### ASSIGNMENT
I'd like every line in the following listing that holds "JSON" copied.

### EXERCISE MATERIAL

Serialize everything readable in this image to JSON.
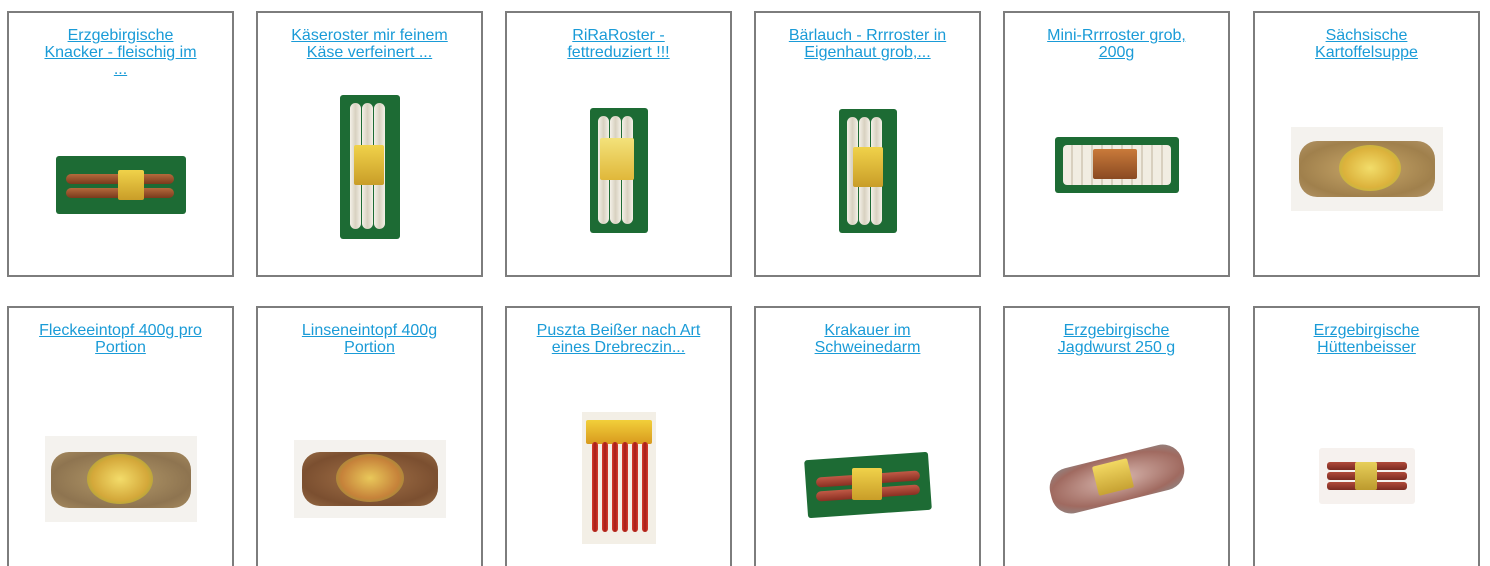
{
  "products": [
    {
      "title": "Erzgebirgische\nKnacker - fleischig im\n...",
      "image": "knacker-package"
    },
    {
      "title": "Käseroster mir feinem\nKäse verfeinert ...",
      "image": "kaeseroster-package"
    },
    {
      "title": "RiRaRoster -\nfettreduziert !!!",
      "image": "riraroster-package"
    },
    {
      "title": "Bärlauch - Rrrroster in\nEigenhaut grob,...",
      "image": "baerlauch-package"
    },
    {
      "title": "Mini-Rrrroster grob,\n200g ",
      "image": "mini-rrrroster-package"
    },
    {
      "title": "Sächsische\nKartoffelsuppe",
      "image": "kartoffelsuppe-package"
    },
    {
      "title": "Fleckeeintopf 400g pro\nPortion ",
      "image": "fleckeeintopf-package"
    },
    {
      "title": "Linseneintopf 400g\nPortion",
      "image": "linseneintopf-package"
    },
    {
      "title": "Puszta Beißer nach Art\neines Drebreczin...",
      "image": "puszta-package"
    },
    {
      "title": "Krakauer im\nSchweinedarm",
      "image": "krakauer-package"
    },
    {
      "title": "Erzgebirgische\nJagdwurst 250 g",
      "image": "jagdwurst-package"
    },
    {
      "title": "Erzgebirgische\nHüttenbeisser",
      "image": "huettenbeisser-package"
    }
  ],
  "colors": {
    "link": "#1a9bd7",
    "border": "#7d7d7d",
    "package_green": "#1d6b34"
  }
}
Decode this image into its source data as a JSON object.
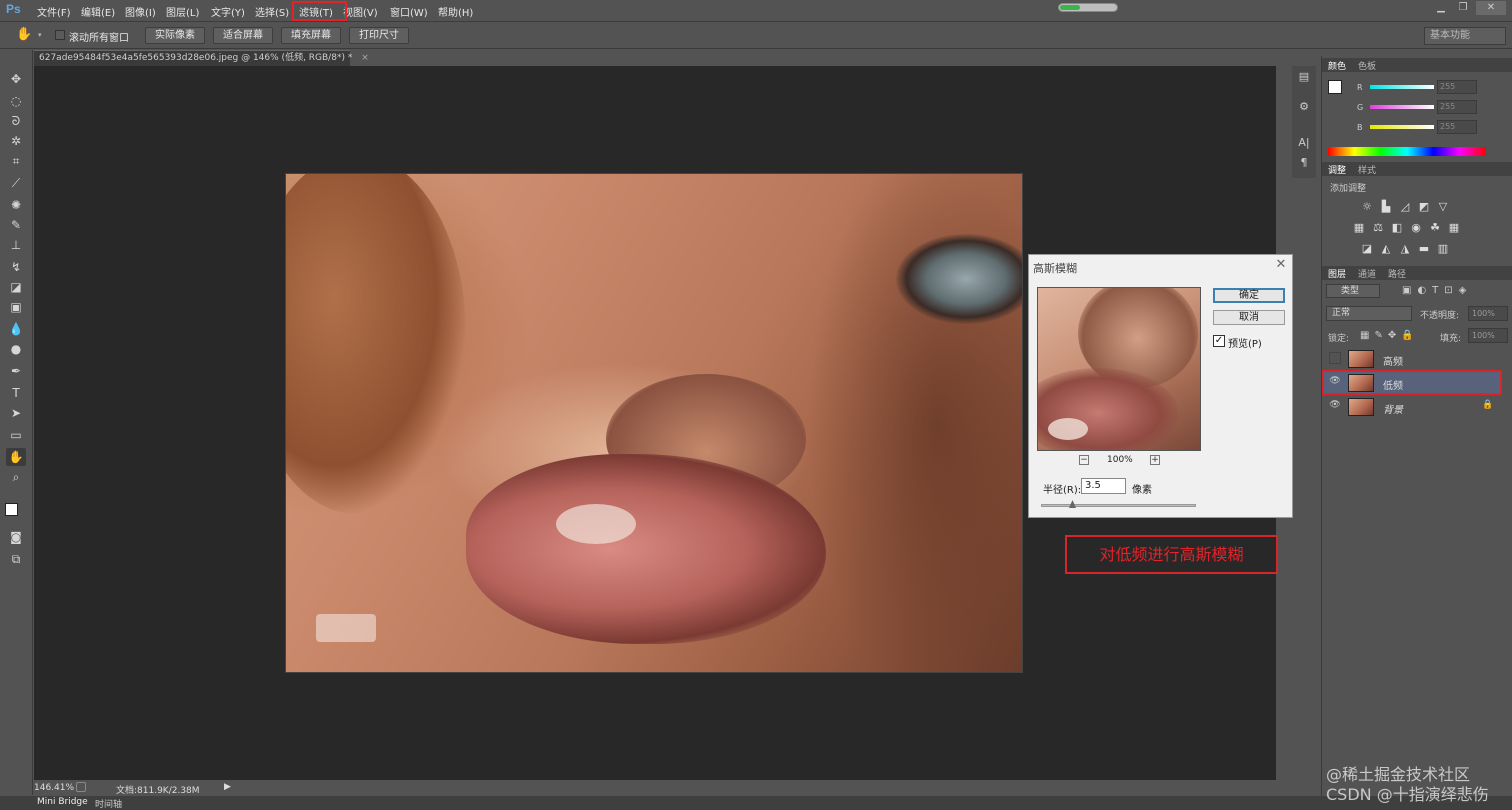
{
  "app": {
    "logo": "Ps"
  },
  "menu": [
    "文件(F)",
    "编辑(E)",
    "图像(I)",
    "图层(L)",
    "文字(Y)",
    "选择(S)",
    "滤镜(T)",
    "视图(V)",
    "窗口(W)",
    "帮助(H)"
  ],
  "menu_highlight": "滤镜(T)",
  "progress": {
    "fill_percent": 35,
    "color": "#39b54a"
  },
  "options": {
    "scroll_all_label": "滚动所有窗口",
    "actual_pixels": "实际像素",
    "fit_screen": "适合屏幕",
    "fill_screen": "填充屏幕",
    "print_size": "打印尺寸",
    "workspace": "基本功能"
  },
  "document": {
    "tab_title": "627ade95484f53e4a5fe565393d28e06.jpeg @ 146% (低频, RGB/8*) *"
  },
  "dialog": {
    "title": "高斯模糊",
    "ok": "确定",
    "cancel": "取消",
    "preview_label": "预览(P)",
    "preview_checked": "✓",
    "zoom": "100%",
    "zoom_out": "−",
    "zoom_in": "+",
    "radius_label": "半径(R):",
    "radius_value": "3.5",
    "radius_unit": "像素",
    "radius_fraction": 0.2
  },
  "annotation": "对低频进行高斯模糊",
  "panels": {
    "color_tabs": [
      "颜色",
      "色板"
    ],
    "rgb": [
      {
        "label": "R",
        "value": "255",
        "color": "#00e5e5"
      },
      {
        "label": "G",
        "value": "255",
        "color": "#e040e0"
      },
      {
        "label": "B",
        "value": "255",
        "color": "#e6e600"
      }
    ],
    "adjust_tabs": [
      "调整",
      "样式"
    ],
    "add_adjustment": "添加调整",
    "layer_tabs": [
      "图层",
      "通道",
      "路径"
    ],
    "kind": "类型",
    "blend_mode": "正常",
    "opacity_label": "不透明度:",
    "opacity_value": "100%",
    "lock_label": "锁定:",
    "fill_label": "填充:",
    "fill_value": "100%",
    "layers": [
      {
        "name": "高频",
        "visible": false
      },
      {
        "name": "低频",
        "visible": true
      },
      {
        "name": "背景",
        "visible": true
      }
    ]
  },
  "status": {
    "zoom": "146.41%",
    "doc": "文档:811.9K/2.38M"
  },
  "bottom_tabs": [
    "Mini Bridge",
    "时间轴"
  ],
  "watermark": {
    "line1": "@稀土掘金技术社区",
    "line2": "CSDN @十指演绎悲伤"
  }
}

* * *

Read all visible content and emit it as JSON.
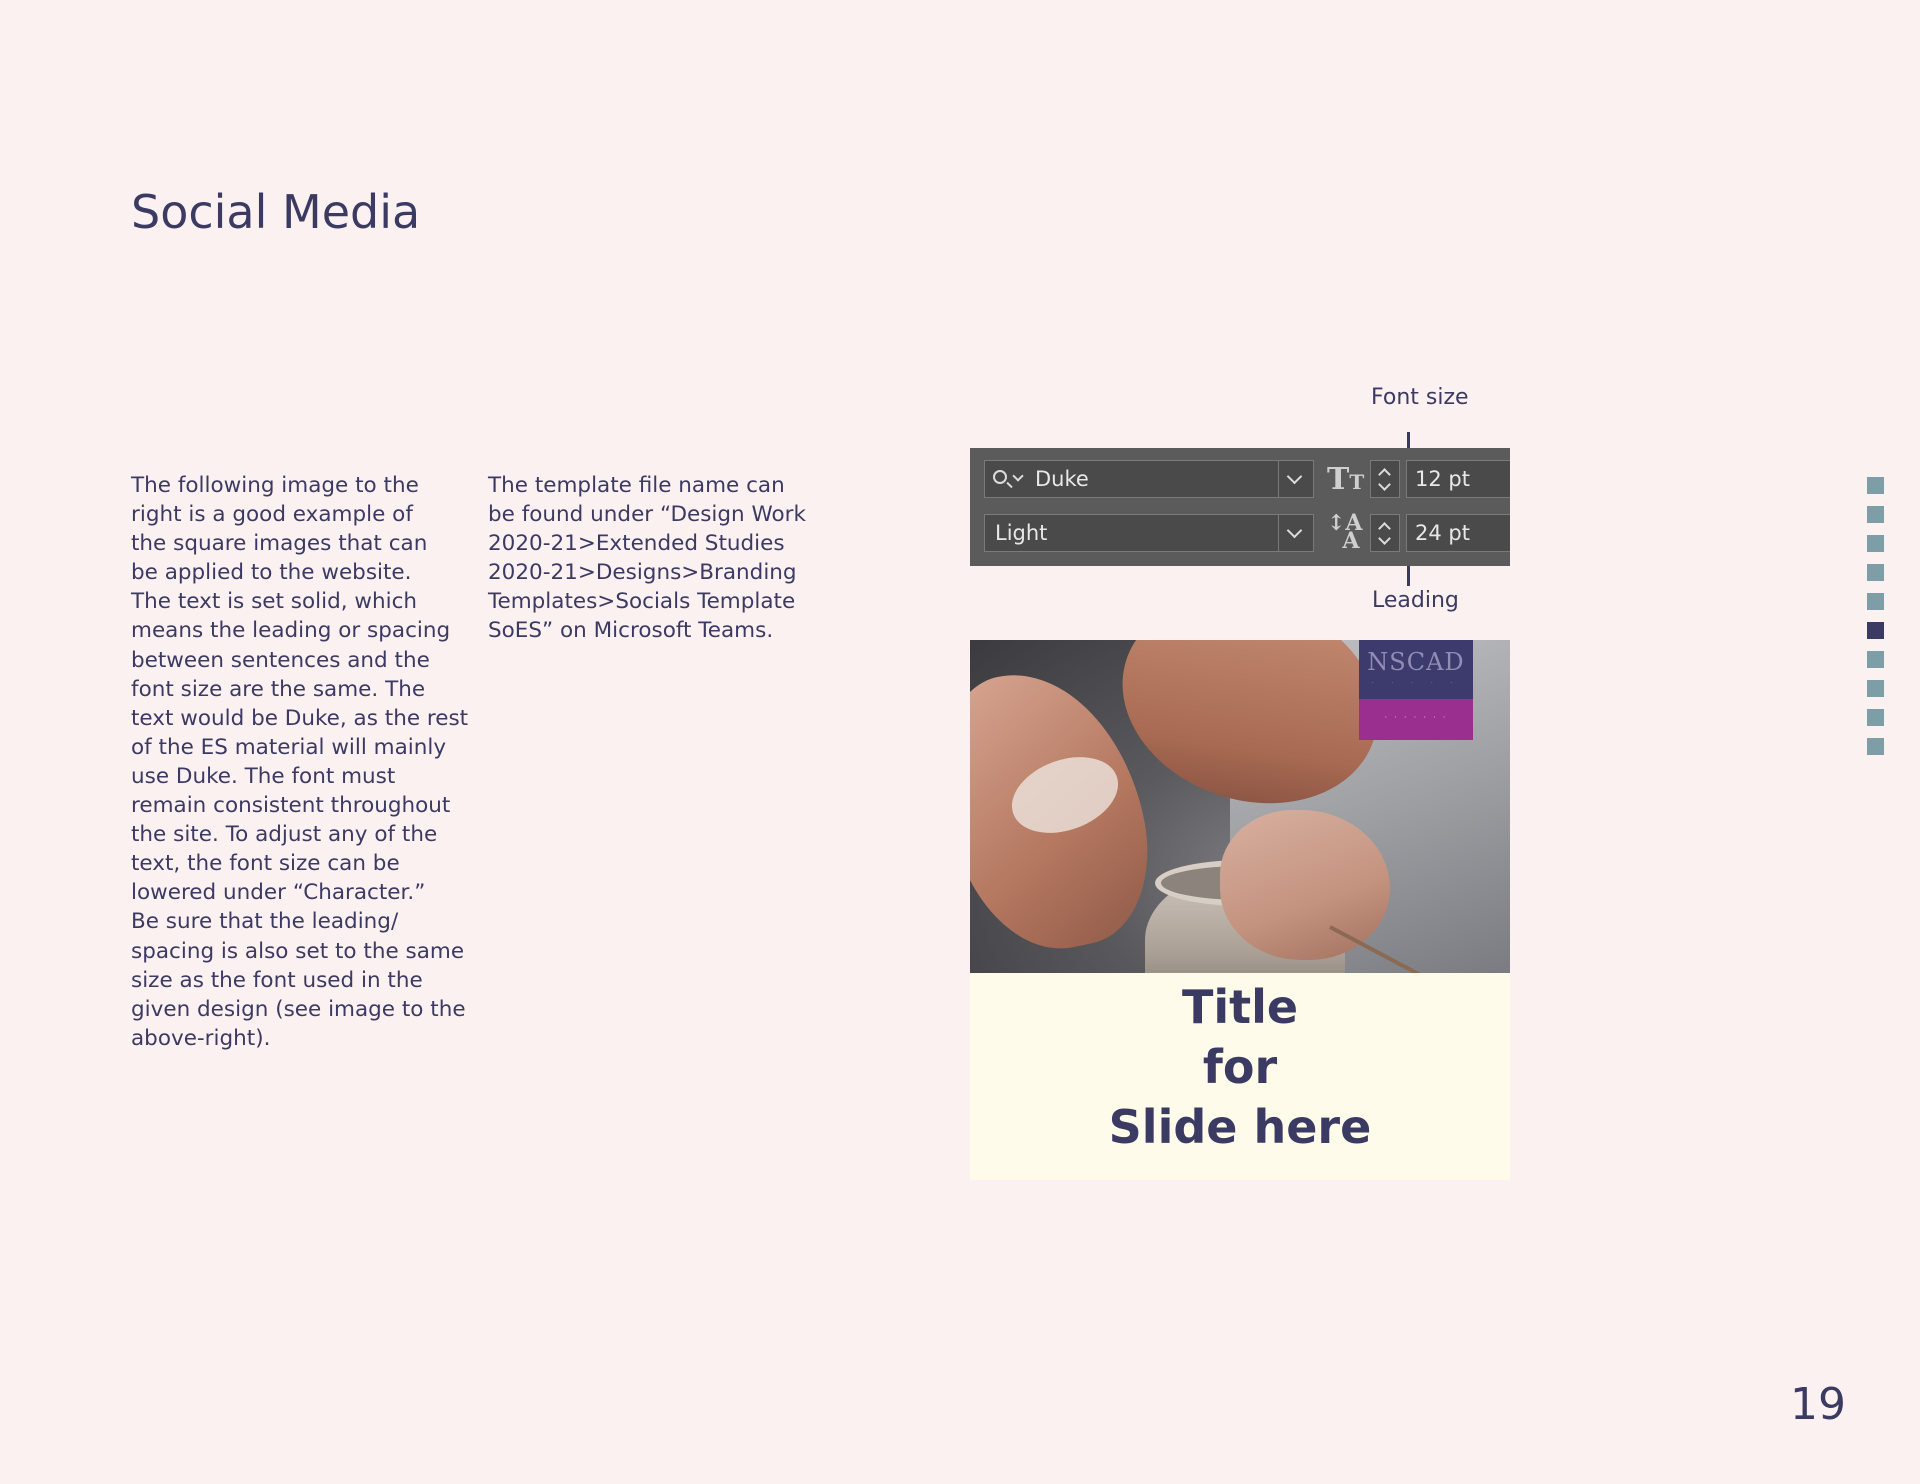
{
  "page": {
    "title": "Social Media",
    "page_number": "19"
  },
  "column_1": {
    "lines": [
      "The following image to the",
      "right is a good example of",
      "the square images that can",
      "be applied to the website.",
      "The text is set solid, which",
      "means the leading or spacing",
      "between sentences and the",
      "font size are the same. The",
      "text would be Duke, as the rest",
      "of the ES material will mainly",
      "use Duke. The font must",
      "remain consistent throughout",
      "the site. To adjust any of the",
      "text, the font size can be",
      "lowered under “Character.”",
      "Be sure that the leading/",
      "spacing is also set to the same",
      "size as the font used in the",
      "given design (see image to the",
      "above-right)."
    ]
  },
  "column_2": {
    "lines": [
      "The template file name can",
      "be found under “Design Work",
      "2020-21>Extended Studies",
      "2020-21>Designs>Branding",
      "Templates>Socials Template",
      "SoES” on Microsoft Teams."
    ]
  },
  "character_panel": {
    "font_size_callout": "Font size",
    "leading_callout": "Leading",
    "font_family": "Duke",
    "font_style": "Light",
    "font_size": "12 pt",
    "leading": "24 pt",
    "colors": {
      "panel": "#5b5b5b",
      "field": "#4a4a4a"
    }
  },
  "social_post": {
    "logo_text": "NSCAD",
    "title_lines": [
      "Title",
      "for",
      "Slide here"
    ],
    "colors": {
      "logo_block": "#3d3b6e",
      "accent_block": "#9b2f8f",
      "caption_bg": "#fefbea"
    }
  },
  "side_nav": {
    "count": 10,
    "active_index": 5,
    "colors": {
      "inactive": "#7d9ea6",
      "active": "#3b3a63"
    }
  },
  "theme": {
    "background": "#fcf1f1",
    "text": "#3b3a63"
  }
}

### RESULT BELOW
Serialize everything readable in this image to JSON.
Decode this image into its source data as a JSON object.
Read all visible content and emit it as JSON.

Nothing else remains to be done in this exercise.